TASK OBJECTIVE: Check each line of the data for "icon" and select those that have it.

Component data from apps and pages:

============================================================

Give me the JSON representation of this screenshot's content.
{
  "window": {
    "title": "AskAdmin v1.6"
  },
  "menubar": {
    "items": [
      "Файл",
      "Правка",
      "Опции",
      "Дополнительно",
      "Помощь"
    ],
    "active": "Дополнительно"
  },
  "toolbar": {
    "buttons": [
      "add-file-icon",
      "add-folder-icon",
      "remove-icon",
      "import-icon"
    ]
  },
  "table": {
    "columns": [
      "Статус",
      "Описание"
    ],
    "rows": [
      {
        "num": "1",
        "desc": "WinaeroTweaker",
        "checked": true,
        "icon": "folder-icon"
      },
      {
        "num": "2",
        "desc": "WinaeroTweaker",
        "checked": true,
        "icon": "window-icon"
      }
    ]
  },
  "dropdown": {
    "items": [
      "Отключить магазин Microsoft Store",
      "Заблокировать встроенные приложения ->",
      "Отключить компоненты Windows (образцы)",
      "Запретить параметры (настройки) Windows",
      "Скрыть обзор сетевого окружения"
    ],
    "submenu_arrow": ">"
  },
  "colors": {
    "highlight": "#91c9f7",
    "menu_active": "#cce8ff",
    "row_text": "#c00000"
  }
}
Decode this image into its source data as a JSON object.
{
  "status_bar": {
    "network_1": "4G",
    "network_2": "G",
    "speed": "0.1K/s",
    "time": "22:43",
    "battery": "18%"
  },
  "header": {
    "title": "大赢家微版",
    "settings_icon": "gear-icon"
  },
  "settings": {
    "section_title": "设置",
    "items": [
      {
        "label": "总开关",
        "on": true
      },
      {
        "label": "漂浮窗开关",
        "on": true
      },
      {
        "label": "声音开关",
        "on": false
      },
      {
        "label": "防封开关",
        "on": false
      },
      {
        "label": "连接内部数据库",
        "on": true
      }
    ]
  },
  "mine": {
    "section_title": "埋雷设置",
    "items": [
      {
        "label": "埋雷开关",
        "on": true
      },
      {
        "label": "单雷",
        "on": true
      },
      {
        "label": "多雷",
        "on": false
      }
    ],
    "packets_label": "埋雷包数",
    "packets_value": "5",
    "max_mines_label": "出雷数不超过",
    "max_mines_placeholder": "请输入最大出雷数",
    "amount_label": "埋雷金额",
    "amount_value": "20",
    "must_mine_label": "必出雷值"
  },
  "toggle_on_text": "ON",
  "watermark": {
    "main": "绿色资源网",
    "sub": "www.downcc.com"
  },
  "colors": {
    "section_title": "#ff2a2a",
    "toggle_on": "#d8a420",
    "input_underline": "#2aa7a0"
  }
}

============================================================

REPLY TO THE TASK:
      "add-file-icon",
      "add-folder-icon",
      "remove-icon",
      "import-icon"
        "icon": "folder-icon"
        "icon": "window-icon"
    "settings_icon": "gear-icon"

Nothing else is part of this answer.